Where were the pleasure gardens of Norwich and why are cucumbers posh? Meet the man behind the illustrated blog and books delving into some of the quirkier corners of Norfolk history.

Just about every street is packed with stories reaching back through the centuries – and Colonel Reggie Unthank has spent years finding them behind handsome doorways, intriguingly-named roads or mysteriously-worded memorials.

The Colonel has hunted down the city centre site of Sir Thomas Browne’s garden, described as ‘a paradise’ in 1671, and of the telegraph stations which, more than 200 years ago, meant messages could be sent from Great Yarmouth to London in just 17 minutes.

His first mission gave him his name.

The man behind the Colonel is Clive Lloyd, who arrived in Norwich in 1982 to work as a plant scientist at the John Innes Centre.

Great British Life: Inside one of Clive Lloyd's books. Picture: Denise BradleyInside one of Clive Lloyd's books. Picture: Denise Bradley

He moved into a house in Unthank Road and became fascinated by the history of the area.

Clive insists he is not a historian, although the evidence of his impeccably-researched investigations suggests otherwise. He is definitely a gifted communicator, distilling weeks of research into beautifully illustrated pieces on, say, the bronze doors of City Hall (with diversions to chocolate factories, the Vikings and the world’s first wine-in-a-box.)

‘I prefer to take a sideways look at things I come across as I wander about town – preferably off the beaten path,’ he says at the top of his popular Colonel Unthank’s Norwich blog.

Word on his new street was that an extra tall section of wall at a junction was the last vestige of the Unthank estate, from which the road took its name. As he searched for the facts behind the tall wall story, Clive uncovered a tale of love at the heart of Norwich’s Golden Triangle, and the real reason for the wall.

Three generations of the Unthank family were colonels, and from 2015 there was a fourth colonel on the Unthank Road – who discovered that the high wall which had first inspired him was not an Unthank thing at all. But by then he was enjoying researching history around the county.

Great British Life: Clive Lloyd. Picture: Denise BradleyClive Lloyd. Picture: Denise Bradley

His many enthusiasms include angels in medieval churches, the Arts and Crafts movement, Norfolk architects and local brickwork, ironwork and flint.

As a scientist Clive wrote papers on how the components of plant cells work. ‘I soon realised no-one likes to scroll through a whole page of text,’ he said. When he began writing as Colonel Unthank (adopting a pen name to keep a distance between himself and his historical investigator) he used the same lots-of-pictures policy.
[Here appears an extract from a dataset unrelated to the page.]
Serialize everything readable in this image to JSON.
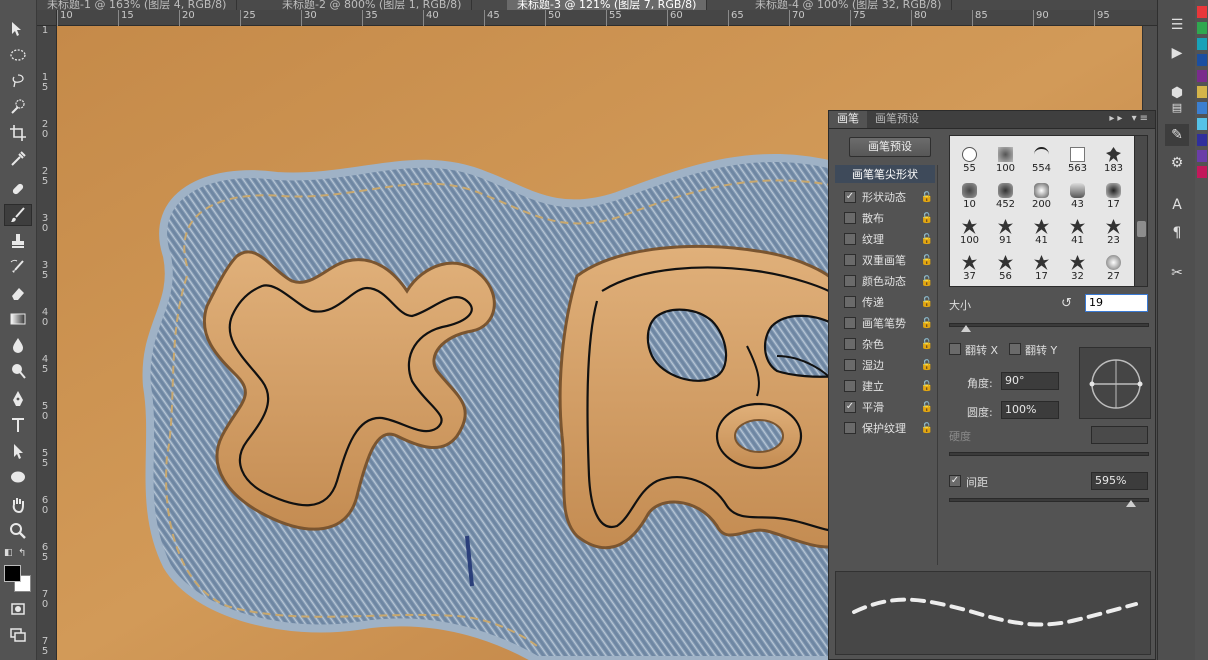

‘Science is telling stories. I always liked writing papers that explained science and it was always the writing I enjoyed,’ said Clive.
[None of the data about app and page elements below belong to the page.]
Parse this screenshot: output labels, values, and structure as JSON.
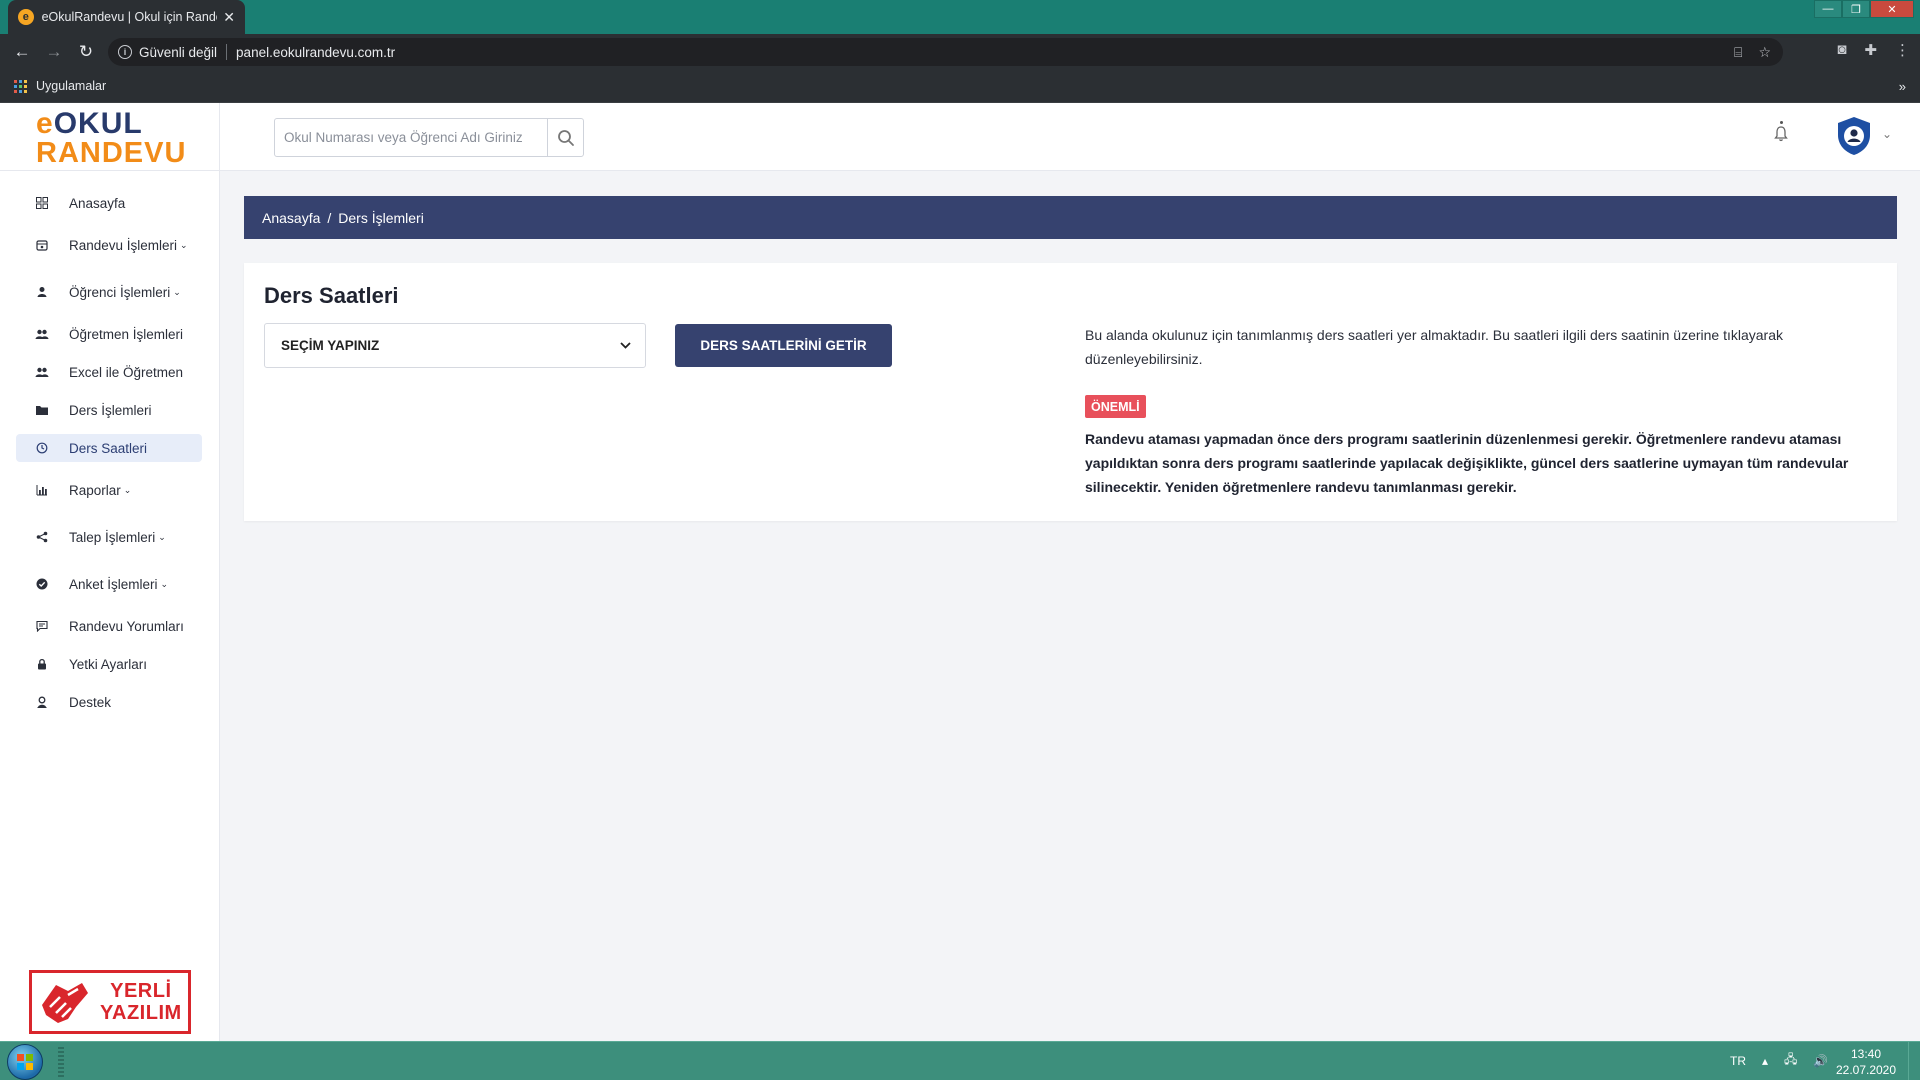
{
  "browser": {
    "tab_title": "eOkulRandevu | Okul için Randevu Sistemi",
    "tab_close": "✕",
    "security_label": "Güvenli değil",
    "url": "panel.eokulrandevu.com.tr",
    "bookmark_apps": "Uygulamalar",
    "bookmark_more": "»"
  },
  "header": {
    "logo_e": "e",
    "logo_okul": "OKUL",
    "logo_randevu": "RANDEVU",
    "search_placeholder": "Okul Numarası veya Öğrenci Adı Giriniz"
  },
  "sidebar": {
    "items": [
      {
        "label": "Anasayfa",
        "icon": "dashboard-icon"
      },
      {
        "label": "Randevu İşlemleri",
        "icon": "calendar-icon",
        "caret": true
      },
      {
        "label": "Öğrenci İşlemleri",
        "icon": "user-icon",
        "caret": true
      },
      {
        "label": "Öğretmen İşlemleri",
        "icon": "users-icon"
      },
      {
        "label": "Excel ile Öğretmen",
        "icon": "users-icon"
      },
      {
        "label": "Ders İşlemleri",
        "icon": "folder-icon"
      },
      {
        "label": "Ders Saatleri",
        "icon": "clock-icon",
        "active": true
      },
      {
        "label": "Raporlar",
        "icon": "bar-chart-icon",
        "caret": true
      },
      {
        "label": "Talep İşlemleri",
        "icon": "share-icon",
        "caret": true
      },
      {
        "label": "Anket İşlemleri",
        "icon": "check-circle-icon",
        "caret": true
      },
      {
        "label": "Randevu Yorumları",
        "icon": "comment-icon"
      },
      {
        "label": "Yetki Ayarları",
        "icon": "lock-icon"
      },
      {
        "label": "Destek",
        "icon": "support-icon"
      }
    ],
    "badge_line1": "YERLİ",
    "badge_line2": "YAZILIM"
  },
  "breadcrumb": {
    "home": "Anasayfa",
    "separator": "/",
    "current": "Ders İşlemleri"
  },
  "main": {
    "title": "Ders Saatleri",
    "select_value": "SEÇİM YAPINIZ",
    "button_label": "DERS SAATLERİNİ GETİR",
    "info_text": "Bu alanda okulunuz için tanımlanmış ders saatleri yer almaktadır. Bu saatleri ilgili ders saatinin üzerine tıklayarak düzenleyebilirsiniz.",
    "important_badge": "ÖNEMLİ",
    "warning_text": "Randevu ataması yapmadan önce ders programı saatlerinin düzenlenmesi gerekir. Öğretmenlere randevu ataması yapıldıktan sonra ders programı saatlerinde yapılacak değişiklikte, güncel ders saatlerine uymayan tüm randevular silinecektir. Yeniden öğretmenlere randevu tanımlanması gerekir."
  },
  "taskbar": {
    "language": "TR",
    "time": "13:40",
    "date": "22.07.2020"
  },
  "colors": {
    "accent": "#36426f",
    "logo_orange": "#f28c18",
    "logo_navy": "#283a6b",
    "important": "#e8505b",
    "active_bg": "#e7edf9"
  }
}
The audience for the Colonel’s entertaining, accessible and meticulously researched investigations grew steadily as Clive discovered that the quirky statues, handsome terraced streets and old maps which piqued his attention, interested thousands of other people too.

He identified the people portrayed in terracotta panels on the outside of Jarrolds and, now living off Eaton Road in Norwich, became intrigued by the glass that people found in their gardens and wrote about the nursery fields of Eaton – which were once packed with glasshouses.

Before such nurseries were developed some crops were limited to lavish estates. ‘It’s why cucumber sandwiches are still considered posh,’ said Clive. ‘Cucumbers were very exotic. You were showing your wealth, that you had your own hot house with your own gardener who produced cucumbers, tomatoes, pineapples...’

Great British Life:  Colonel Unthank's books. Picture: Denise Bradley Colonel Unthank's books. Picture: Denise Bradley

Clive grew up in a mining village in South Wales. His grandfather was killed in a mining accident and his father, as the eldest of 10 bereft children, was employed to hand out lamps as workers descended into the mines. Clive took a very different route, studying biochemistry at university and going on to specialise in plant cells.

Plants still play an important part in his life, but in the garden rather than under the microscope. His wife, Sue, adores gardening and has an OBE for her work planting neighbourhood woods with the Woodland Trust. They produce twice-yearly magazines for the Norfolk Gardens Trust and, with 10 grandchildren between them, Clive is working on a children's book set in historic Norwich.

And as Colonel Unthank he has unearthed the stories of pleasure gardens, complete with waterfalls, fireworks and balloon flights, which once graced Norwich city centre.

Clive’s latest book is Back Stories, Further Adventures in Colonel Unthank’s Norwich. He has also written Colonel Unthank and the Golden Triangle, and Colonel Unthank’s Norwich, a Sideways Look at the City, and blogs about the history, decorative arts and buildings of the city at colonelunthanksnorwich.com